Draft notes of meeting between Mick Rix, GMB National Officer for civil air transport, Charlie King (GMB), Peter Murry and Dave Welsh (GPTU).
1 The meeting was called by Mick Rix after Peter Murry sent a letter to the GMB on behalf of GPTU protesting re their support for an additional runway and terminal at Heathrow airport, (see below). Mick Rix stated that GMB was eager to engage in dialogue about this.
2 Mick Rix wished to stress that the GMB stance was not simply a matter of job protection for its members, GMB had opposed other airport extensions. Having said this it became clear that although not the sole concern jobs at Heathrow were certainly a GMB concern and at least 70,000 jobs may depend on the Heathrow expansion.
3 Although PM raised concerns re the expansion of cheap leisure air travel, the GMB officers in this meeting were keen to empahsise the importance of Heathrow as a hub for air freight and its distribution by road as a reason for the GMB stance. Even with possible reduction in leisure traffic via Heathrow, overall air traffic was expected to increase
Some very large freight operators were involved in this (notably DHL, but also UPS, FedEx and TNT). There were also some rail deliveries but about 450 lorry journeys went out from Heathrow daily. This was because of the practises of customers expecting rapid direct deliveries, and minimal stockholding.
4. The Open Skies policy was being introduced in March 2008 and this would remove restrictions on transatlantic flights going on to second or further destinations once they had made the Atlantic crossing. Currently about 33% of flights into Heathrow were for transfers for flights to other destinations.
5 Not expanding Heathrow would mean the export of much of the traffic currently going through it, probably to European airports and therefore jobs would follow.
6 Changes in aircraft technology should make air travel less environmentally damaging in terms of C02. Larger planes (e.g. Airbus), could use bio-fuel as part of their fuel and transport larger numbers of people faster Additionally BA was re-equipping its fleet with more efficient planes from 2010, it was hoped that other airlines would follow
7 GMB was urging firms round Heathrow to reduce their environmental footprints, encouraging the use of bus and train transportation to, from and around the airport. Improvements to the terminals should include a new rail link to the West.
8 Mick Rix and Charlie King felt that for these reasons the proposed expansion of Heathrow was the best possible current option which might actually reduce CO2 levels more than other options.
9 GMB agreed to send PM more detailed documents summarising their arguments which are not given fully here
To: Paul Kenny, General Secretary GMB
The Green Party Trade Union Group has asked me to write to you regarding reports of GMB support for Heathrow expansion.
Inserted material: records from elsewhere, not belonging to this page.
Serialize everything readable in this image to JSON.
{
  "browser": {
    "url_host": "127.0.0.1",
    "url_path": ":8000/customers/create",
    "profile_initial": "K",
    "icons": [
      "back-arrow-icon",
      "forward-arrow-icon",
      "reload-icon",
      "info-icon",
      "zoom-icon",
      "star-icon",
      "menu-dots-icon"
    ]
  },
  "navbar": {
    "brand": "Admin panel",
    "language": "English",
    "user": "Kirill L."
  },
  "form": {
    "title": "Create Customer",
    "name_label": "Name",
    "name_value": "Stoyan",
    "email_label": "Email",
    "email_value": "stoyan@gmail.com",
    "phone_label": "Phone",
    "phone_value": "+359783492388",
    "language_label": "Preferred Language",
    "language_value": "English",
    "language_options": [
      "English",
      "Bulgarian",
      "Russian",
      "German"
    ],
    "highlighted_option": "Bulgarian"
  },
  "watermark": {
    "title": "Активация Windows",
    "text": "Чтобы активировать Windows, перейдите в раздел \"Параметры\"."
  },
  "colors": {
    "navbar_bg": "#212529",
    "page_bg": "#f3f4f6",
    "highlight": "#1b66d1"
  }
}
Whilst we recognise and support a Union’s right to seek to defend its members’ jobs, pay and conditions, we feel that support for Heathrow expansion and most other expansion of the air travel industry, is under current environmental and technological conditions, a short-sighted way of doing so, and we call on GMB to change its policy on this issue.
Expansion of current modes of air travel can only increase C02 emissions which have to be cut back drastically to avoid the potentially disastrous consequences of global climate change. GPTU and the Green party do not believe that campaigning against climate change and for new environmentally friendly technologies is in any way incompatible with a Trades Union’s proper role of protecting its members.
Many Unions will be sending members, reps and delegates to the Campaign Against Climate Change Trade Union Conference in London on February 9th 2008, (for further details contact email@example.com;), we hope GMB will have a presence at this conference to discuss ways in which the Labour movement and the Green Movement can work together in future.
10 NUCLEAR POWER. Mick Rix also briefly explained that the GMB favoured a 'balanced energy policy’ in which some new nuclear power played a role together with other sources such as renewable and clean coal. Currently there were large quantities of nuclear material in the UK which potentially had military uses. If this was used as nuclear fuel in new plant built on existing nuclear sites that could also be used for other forms of generation, C02 reductions of about 8% could be rapidly achieved. Using the appropriate technology the waste would be in the form of ‘Mox’ that no longer had military potential. Furthermore the technology involved might be exportable.
11. PM invited Mick Rix and or other GMB speakers to put the cases as outlined above in possible further public meetings. Mick Rix was interested.